The Convair YB-60.jpg
YB-60 prototype, Convair B-36F-5 is in the background.
RoleStrategic bomber
ManufacturerConvair
First flight18 April 1952
StatusCanceled 14 August 1952
Number built2
Program costUS$14.3 million for program[1]
Developed fromConvair B-36

The Convair YB-60 was an American experimental bomber prototype for the United States Air Force canceled on 14 August 1952.

Design and development[edit]

On 25 August 1950, Convair issued a formal proposal for a swept-winged version of the B-36 with all-jet propulsion. The United States Air Force was sufficiently interested that on 15 March 1951, the USAF authorized Convair to convert two B-36Fs (49-2676 and 49-2684) as B-36Gs. Since the aircraft was so radically different from the existing B-36, the designation was soon changed to YB-60.

The YB-60 had 72% parts commonality with its piston-engined predecessor. The fuselages of the two aircraft were largely identical, although the YB-60 had a longer, pointed nose with a needle-like instrument probe instead of the B-36's rounded nose; its tail surfaces were swept to match the wings and a wedge-shaped insert added at the wing root. The swept wings also used many B-36 parts.

The YB-60's unofficial competitor for an Air Force contract was Boeing's B-52 Stratofortress. Convair's proposal was substantially cheaper than Boeing's since it involved modifying an existing design rather than starting from scratch. Like the B-52, it was powered by eight Pratt & Whitney J57-P-3 turbojets mounted in pairs in four pods suspended below the wing.

Instead of the B-36's crew of 15, the YB-60's crew numbered only ten. Production B-60s were to have defensive armament similar to those of the B-36.

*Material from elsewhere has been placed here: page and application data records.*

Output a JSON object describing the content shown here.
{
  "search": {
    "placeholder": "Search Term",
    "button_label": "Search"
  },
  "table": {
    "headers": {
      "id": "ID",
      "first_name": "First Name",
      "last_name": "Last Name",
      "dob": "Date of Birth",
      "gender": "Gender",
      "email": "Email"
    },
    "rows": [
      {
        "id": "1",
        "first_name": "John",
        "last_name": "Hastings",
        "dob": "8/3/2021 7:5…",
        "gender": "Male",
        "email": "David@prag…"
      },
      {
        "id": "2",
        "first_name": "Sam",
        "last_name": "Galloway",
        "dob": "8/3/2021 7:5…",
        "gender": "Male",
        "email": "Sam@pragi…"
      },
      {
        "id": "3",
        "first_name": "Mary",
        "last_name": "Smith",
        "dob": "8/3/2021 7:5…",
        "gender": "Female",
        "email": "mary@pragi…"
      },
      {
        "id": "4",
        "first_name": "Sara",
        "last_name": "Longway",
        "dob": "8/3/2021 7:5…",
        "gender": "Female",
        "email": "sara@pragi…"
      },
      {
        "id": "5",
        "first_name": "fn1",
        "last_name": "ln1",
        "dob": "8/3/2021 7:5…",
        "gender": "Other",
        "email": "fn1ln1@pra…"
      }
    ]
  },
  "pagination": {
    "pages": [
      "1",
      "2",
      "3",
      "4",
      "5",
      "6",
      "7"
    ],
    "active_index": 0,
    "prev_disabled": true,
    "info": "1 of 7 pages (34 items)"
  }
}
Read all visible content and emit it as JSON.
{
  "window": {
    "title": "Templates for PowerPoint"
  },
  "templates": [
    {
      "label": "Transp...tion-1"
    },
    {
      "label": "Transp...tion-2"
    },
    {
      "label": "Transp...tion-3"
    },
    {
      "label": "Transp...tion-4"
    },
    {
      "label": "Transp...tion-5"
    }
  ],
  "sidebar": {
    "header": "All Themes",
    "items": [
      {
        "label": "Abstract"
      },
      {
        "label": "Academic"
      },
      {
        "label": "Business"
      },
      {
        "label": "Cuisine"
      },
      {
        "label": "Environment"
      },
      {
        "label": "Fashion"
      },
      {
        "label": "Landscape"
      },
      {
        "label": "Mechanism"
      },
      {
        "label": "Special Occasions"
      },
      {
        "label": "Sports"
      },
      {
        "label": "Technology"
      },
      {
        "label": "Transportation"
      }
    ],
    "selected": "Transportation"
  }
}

Convair YB-60 serial number 49-2676 made its maiden flight on 18 April 1952, piloted by Beryl Erickson. The Boeing YB-52 beat the Convair aircraft into the air by three days. The YB-60 was approximately 100 mph (160 km/h) slower than the YB-52 and also had severe handling problems. It carried a heavier bomb load—72,000 lb (33,000 kg) against 43,000 lb (20,000 kg) for the YB-52—but the Air Force did not see the need for the extra capacity given the YB-60's other drawbacks. Later "big belly" modifications increased the B-52's bomb load to 60,000 pounds (27,000 kg).

The flight test programs were canceled on 20 January 1953 with 66 flying hours accumulated, and a second prototype was never completed. The airframe was built, but it was not fitted with engines or much equipment. Since Convair completed their prototype contract satisfactorily, both YB-60s were formally accepted by the Air Force in 1954. The operational aircraft never flew again, and both airframes were scrapped by July.

Specifications (YB-60)[edit]

A YB-60 in flight.

General characteristics

Performance

Armament

See also[edit]

Related development
Aircraft of comparable role, configuration and era
Related lists

References[edit]

  1. ^ Knaack, Marcelle Size (1988). Post-World War II bombers, 1945-1973. Office of Air Force History. ISBN 0-16-002260-6. 

External links[edit]